and Zurich International Life Ltd. developed life insurance and annuity contracts that were consistent with the jurisdictions outside the United States in which they were sold. The DPA imposed a total fine of $520,650,432, including a fine of $9,520,000 that Ericsson was willing to pay on behalf of Ericsson Egypt. The total penalty reflects a total discount of 15% from the lower end of the fine range of the U.S. Sentencing Guidelines.  Ericsson also settled a related SEC investigation by agreeing to pay $458,380,000 in levies and $81,540,000 in pre-conviction interest.  The financial obligations imposed on Ericsson for a total amount of approximately USD 1.1 billion make it the third largest FCPA agreement to date. Ericsson`s DPA is the largest agreement of 2019 (measured by the total value of the U.S.
dollar) that requires an independent compliance monitor. The group has members worldwide and in all of the firm`s national offices and relies on more than 125 lawyers with extensive government experience, including more than 50 former federal officials and prosecutors and public servants, many of whom have served at a senior level in the Department of Justice and the Securities and Exchange Commission. as well as former non-U.S. residents. Enforcer. Joe Warin, a former federal prosecutor, is co-chair of the group and has been a U.S. consultant for Siemens` Compliance Monitor and FCPA compliance controller for Alliance One International. Previously, he served as a monitor for Statoil in a DOJ and SEC enforcement action. He co-authored the law journal`s groundbreaking article on NPAs and DPAs in 2007.
M. Kendall Day is a group partner and a former case attorney who spent 15 years at the Department of Justice and held the highest position of his career as Acting Assistant Deputy Attorney General in the CRIMINAL Division of the Department of Justice. In addition, the two agreements noted above include a provision for the ongoing monitoring and review of the Corporation`s compliance programs.
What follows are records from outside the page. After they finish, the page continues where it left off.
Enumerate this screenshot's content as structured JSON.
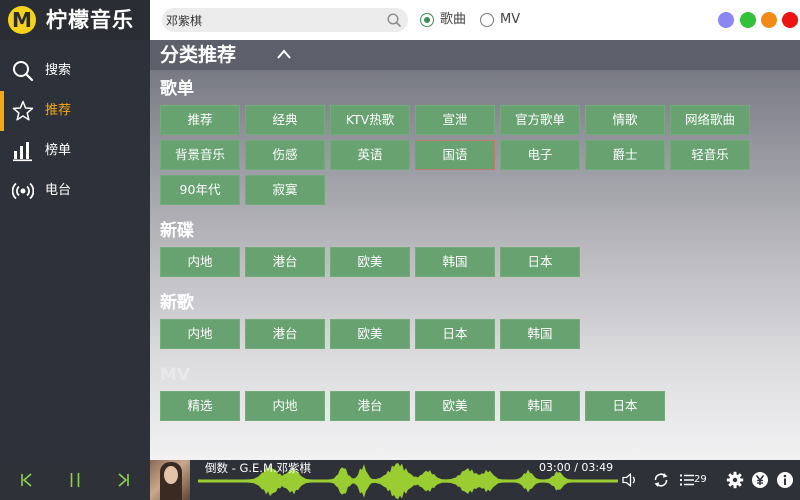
{
  "app": {
    "name": "柠檬音乐",
    "logo_letter": "M"
  },
  "sidebar": {
    "items": [
      {
        "label": "搜索",
        "icon": "search-icon",
        "active": false
      },
      {
        "label": "推荐",
        "icon": "star-icon",
        "active": true
      },
      {
        "label": "榜单",
        "icon": "chart-bars-icon",
        "active": false
      },
      {
        "label": "电台",
        "icon": "radio-broadcast-icon",
        "active": false
      }
    ]
  },
  "topbar": {
    "search_value": "邓紫棋",
    "search_type_options": [
      {
        "label": "歌曲",
        "checked": true
      },
      {
        "label": "MV",
        "checked": false
      }
    ],
    "window_buttons": [
      "#8a86f2",
      "#31c23a",
      "#f28a16",
      "#ee1212"
    ]
  },
  "main": {
    "title": "分类推荐",
    "sections": [
      {
        "title": "歌单",
        "tags": [
          "推荐",
          "经典",
          "KTV热歌",
          "宣泄",
          "官方歌单",
          "情歌",
          "网络歌曲",
          "背景音乐",
          "伤感",
          "英语",
          "国语",
          "电子",
          "爵士",
          "轻音乐",
          "90年代",
          "寂寞"
        ]
      },
      {
        "title": "新碟",
        "tags": [
          "内地",
          "港台",
          "欧美",
          "韩国",
          "日本"
        ]
      },
      {
        "title": "新歌",
        "tags": [
          "内地",
          "港台",
          "欧美",
          "日本",
          "韩国"
        ]
      },
      {
        "title": "MV",
        "tags": [
          "精选",
          "内地",
          "港台",
          "欧美",
          "韩国",
          "日本"
        ]
      }
    ]
  },
  "player": {
    "song": "倒数 - G.E.M.邓紫棋",
    "current_time": "03:00",
    "total_time": "03:49",
    "time_separator": " / ",
    "playlist_count": "29",
    "accent_color": "#9acd32"
  }
}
The June 2020 guidelines emphasize that organizations` risk assessments should be based on “continuous access to operational data and information across all functions,” rather than simply providing a “snapshot in time.”  Epsilon`s DPA provides for “regular reviews and testing” of the company`s compliance policies, while SAP NPA provides for the ongoing maintenance and improvement of its internal controls.  In accordance with the preceding sections, each of these provisions is factual: Epsilon must verify its protection of consumer data; and SAP, its export control and sanctions compliance programs.  For more analysis on ODA for mobile telesystems and other FCPA-related agreements, see Gibson Dunn`s 2019 year-end fcPA update. . . .